# [Information shown]
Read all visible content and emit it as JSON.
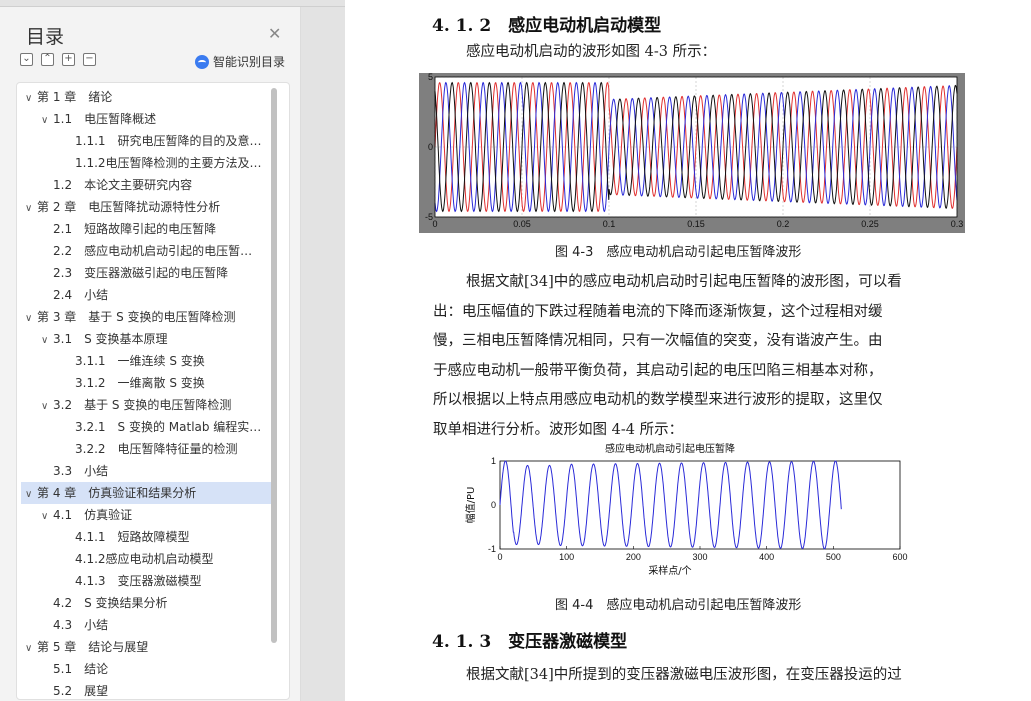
{
  "sidebar": {
    "title": "目录",
    "close_icon": "close-icon",
    "smart_label": "智能识别目录",
    "toc": [
      {
        "level": 0,
        "chev": "v",
        "label": "第 1 章　绪论"
      },
      {
        "level": 1,
        "chev": "v",
        "label": "1.1　电压暂降概述"
      },
      {
        "level": 2,
        "chev": "",
        "label": "1.1.1　研究电压暂降的目的及意…"
      },
      {
        "level": 2,
        "chev": "",
        "label": "1.1.2电压暂降检测的主要方法及…"
      },
      {
        "level": 1,
        "chev": "",
        "label": "1.2　本论文主要研究内容"
      },
      {
        "level": 0,
        "chev": "v",
        "label": "第 2 章　电压暂降扰动源特性分析"
      },
      {
        "level": 1,
        "chev": "",
        "label": "2.1　短路故障引起的电压暂降"
      },
      {
        "level": 1,
        "chev": "",
        "label": "2.2　感应电动机启动引起的电压暂…"
      },
      {
        "level": 1,
        "chev": "",
        "label": "2.3　变压器激磁引起的电压暂降"
      },
      {
        "level": 1,
        "chev": "",
        "label": "2.4　小结"
      },
      {
        "level": 0,
        "chev": "v",
        "label": "第 3 章　基于 S 变换的电压暂降检测"
      },
      {
        "level": 1,
        "chev": "v",
        "label": "3.1　S 变换基本原理"
      },
      {
        "level": 2,
        "chev": "",
        "label": "3.1.1　一维连续 S 变换"
      },
      {
        "level": 2,
        "chev": "",
        "label": "3.1.2　一维离散 S 变换"
      },
      {
        "level": 1,
        "chev": "v",
        "label": "3.2　基于 S 变换的电压暂降检测"
      },
      {
        "level": 2,
        "chev": "",
        "label": "3.2.1　S 变换的 Matlab 编程实…"
      },
      {
        "level": 2,
        "chev": "",
        "label": "3.2.2　电压暂降特征量的检测"
      },
      {
        "level": 1,
        "chev": "",
        "label": "3.3　小结"
      },
      {
        "level": 0,
        "chev": "v",
        "label": "第 4 章　仿真验证和结果分析",
        "selected": true
      },
      {
        "level": 1,
        "chev": "v",
        "label": "4.1　仿真验证"
      },
      {
        "level": 2,
        "chev": "",
        "label": "4.1.1　短路故障模型"
      },
      {
        "level": 2,
        "chev": "",
        "label": "4.1.2感应电动机启动模型"
      },
      {
        "level": 2,
        "chev": "",
        "label": "4.1.3　变压器激磁模型"
      },
      {
        "level": 1,
        "chev": "",
        "label": "4.2　S 变换结果分析"
      },
      {
        "level": 1,
        "chev": "",
        "label": "4.3　小结"
      },
      {
        "level": 0,
        "chev": "v",
        "label": "第 5 章　结论与展望"
      },
      {
        "level": 1,
        "chev": "",
        "label": "5.1　结论"
      },
      {
        "level": 1,
        "chev": "",
        "label": "5.2　展望"
      }
    ]
  },
  "doc": {
    "h_412": "4. 1. 2　感应电动机启动模型",
    "intro": "感应电动机启动的波形如图 4-3 所示：",
    "cap43": "图 4-3　感应电动机启动引起电压暂降波形",
    "para_lines": [
      "根据文献[34]中的感应电动机启动时引起电压暂降的波形图，可以看",
      "出：电压幅值的下跌过程随着电流的下降而逐渐恢复，这个过程相对缓",
      "慢，三相电压暂降情况相同，只有一次幅值的突变，没有谐波产生。由",
      "于感应电动机一般带平衡负荷，其启动引起的电压凹陷三相基本对称，",
      "所以根据以上特点用感应电动机的数学模型来进行波形的提取，这里仅",
      "取单相进行分析。波形如图 4-4 所示："
    ],
    "cap44": "图 4-4　感应电动机启动引起电压暂降波形",
    "h_413": "4. 1. 3　变压器激磁模型",
    "para2": "根据文献[34]中所提到的变压器激磁电压波形图，在变压器投运的过"
  },
  "chart_data": [
    {
      "type": "line",
      "title": "",
      "x_ticks": [
        "0",
        "0.05",
        "0.1",
        "0.15",
        "0.2",
        "0.25",
        "0.3"
      ],
      "y_ticks": [
        "5",
        "0",
        "-5"
      ],
      "xlim": [
        0,
        0.3
      ],
      "ylim": [
        -5,
        5
      ],
      "series_colors": [
        "#e03030",
        "#2a2ad8",
        "#111111"
      ],
      "note_visible": "three-phase sinusoid, amplitude drops near x=0.1 then slowly recovers"
    },
    {
      "type": "line",
      "title": "感应电动机启动引起电压暂降",
      "xlabel": "采样点/个",
      "ylabel": "幅值/PU",
      "x_ticks": [
        "0",
        "100",
        "200",
        "300",
        "400",
        "500",
        "600"
      ],
      "y_ticks": [
        "1",
        "0",
        "-1"
      ],
      "xlim": [
        0,
        600
      ],
      "ylim": [
        -1,
        1
      ],
      "series_color": "#2a2ad8"
    }
  ]
}
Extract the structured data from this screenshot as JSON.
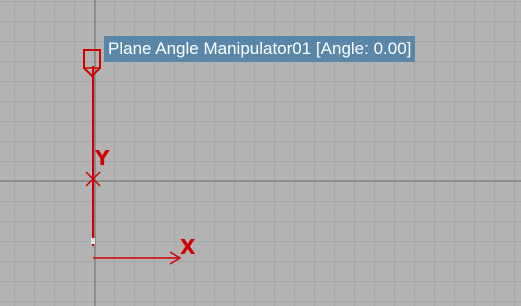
{
  "viewport": {
    "background_color": "#b3b3b3",
    "grid_color": "#a6a6a6",
    "major_axis_color": "#6e6e6e"
  },
  "tooltip": {
    "text": "Plane Angle Manipulator01 [Angle:  0.00]",
    "background_color": "#5a87a8",
    "text_color": "#ffffff"
  },
  "gizmo": {
    "color": "#d10000",
    "axis_y_label": "Y",
    "axis_x_label": "X",
    "handle_icon": "angle-handle-icon"
  }
}
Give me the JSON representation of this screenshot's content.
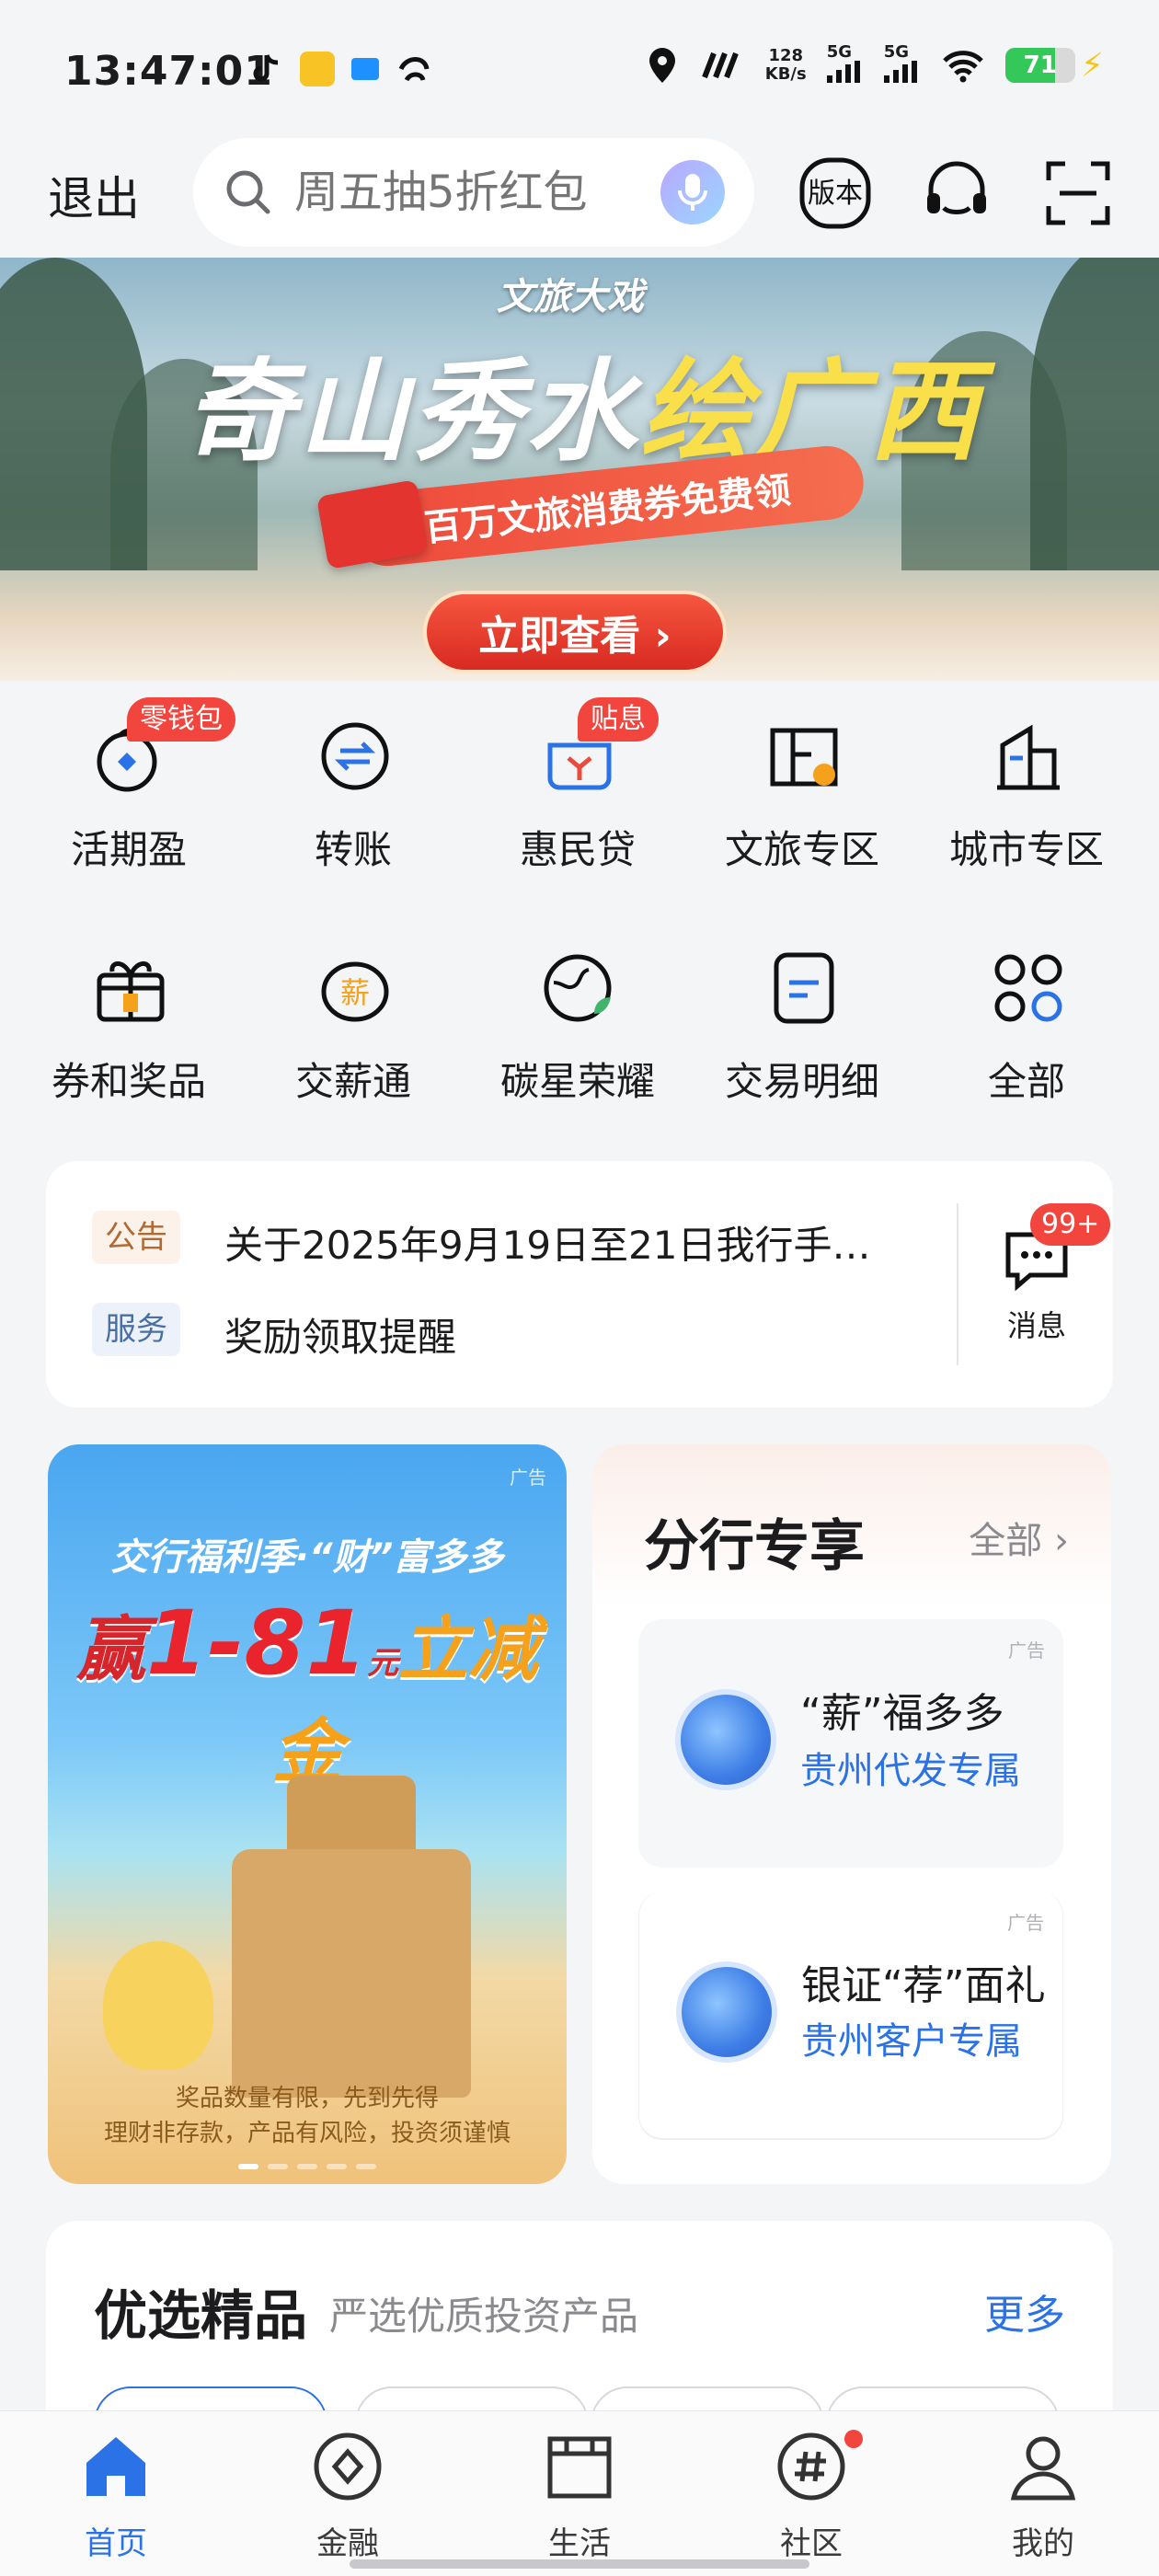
{
  "status_bar": {
    "time": "13:47:01",
    "net_speed_value": "128",
    "net_speed_unit": "KB/s",
    "sim1": "5G",
    "sim2": "5G",
    "battery": "71",
    "battery_level": 0.71,
    "colors": {
      "battery": "#34c759"
    }
  },
  "header": {
    "exit_label": "退出",
    "search_placeholder": "周五抽5折红包",
    "version_label": "版本",
    "icons": [
      "search-icon",
      "mic-icon",
      "version-icon",
      "headset-icon",
      "scan-icon"
    ]
  },
  "banner": {
    "subtitle": "文旅大戏",
    "title_main": "奇山秀水",
    "title_accent": "绘广西",
    "ribbon": "百万文旅消费券免费领",
    "cta": "立即查看 ›"
  },
  "grid": {
    "row1": [
      {
        "label": "活期盈",
        "badge": "零钱包",
        "icon": "wallet-icon"
      },
      {
        "label": "转账",
        "badge": "",
        "icon": "transfer-icon"
      },
      {
        "label": "惠民贷",
        "badge": "贴息",
        "icon": "loan-icon"
      },
      {
        "label": "文旅专区",
        "badge": "",
        "icon": "travel-icon"
      },
      {
        "label": "城市专区",
        "badge": "",
        "icon": "city-icon"
      }
    ],
    "row2": [
      {
        "label": "券和奖品",
        "icon": "gift-icon"
      },
      {
        "label": "交薪通",
        "icon": "salary-icon"
      },
      {
        "label": "碳星荣耀",
        "icon": "earth-icon"
      },
      {
        "label": "交易明细",
        "icon": "document-icon"
      },
      {
        "label": "全部",
        "icon": "apps-icon"
      }
    ]
  },
  "notice": {
    "announcement_tag": "公告",
    "announcement_text": "关于2025年9月19日至21日我行手…",
    "service_tag": "服务",
    "service_text": "奖励领取提醒",
    "message_label": "消息",
    "message_count": "99+"
  },
  "promo": {
    "ad_tag": "广告",
    "subtitle": "交行福利季·“财”富多多",
    "prefix": "赢",
    "amount": "1-81",
    "unit": "元",
    "suffix": "立减金",
    "footnote1": "奖品数量有限，先到先得",
    "footnote2": "理财非存款，产品有风险，投资须谨慎"
  },
  "branch": {
    "title": "分行专享",
    "all_label": "全部 ›",
    "items": [
      {
        "ad_tag": "广告",
        "title": "“薪”福多多",
        "subtitle": "贵州代发专属"
      },
      {
        "ad_tag": "广告",
        "title": "银证“荐”面礼",
        "subtitle": "贵州客户专属"
      }
    ]
  },
  "featured": {
    "title": "优选精品",
    "subtitle": "严选优质投资产品",
    "more_label": "更多"
  },
  "bottom_nav": [
    {
      "label": "首页",
      "icon": "home-icon",
      "active": true
    },
    {
      "label": "金融",
      "icon": "finance-icon",
      "active": false
    },
    {
      "label": "生活",
      "icon": "life-icon",
      "active": false
    },
    {
      "label": "社区",
      "icon": "community-icon",
      "active": false
    },
    {
      "label": "我的",
      "icon": "profile-icon",
      "active": false
    }
  ],
  "colors": {
    "accent": "#2a72e5",
    "badge": "#f2453d",
    "cta": "#d82a22"
  }
}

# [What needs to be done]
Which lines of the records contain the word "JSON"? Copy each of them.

# [Response below]
Read all visible content and emit it as JSON.
Extract the structured data from this screenshot as JSON.
Give me the JSON representation of this screenshot's content.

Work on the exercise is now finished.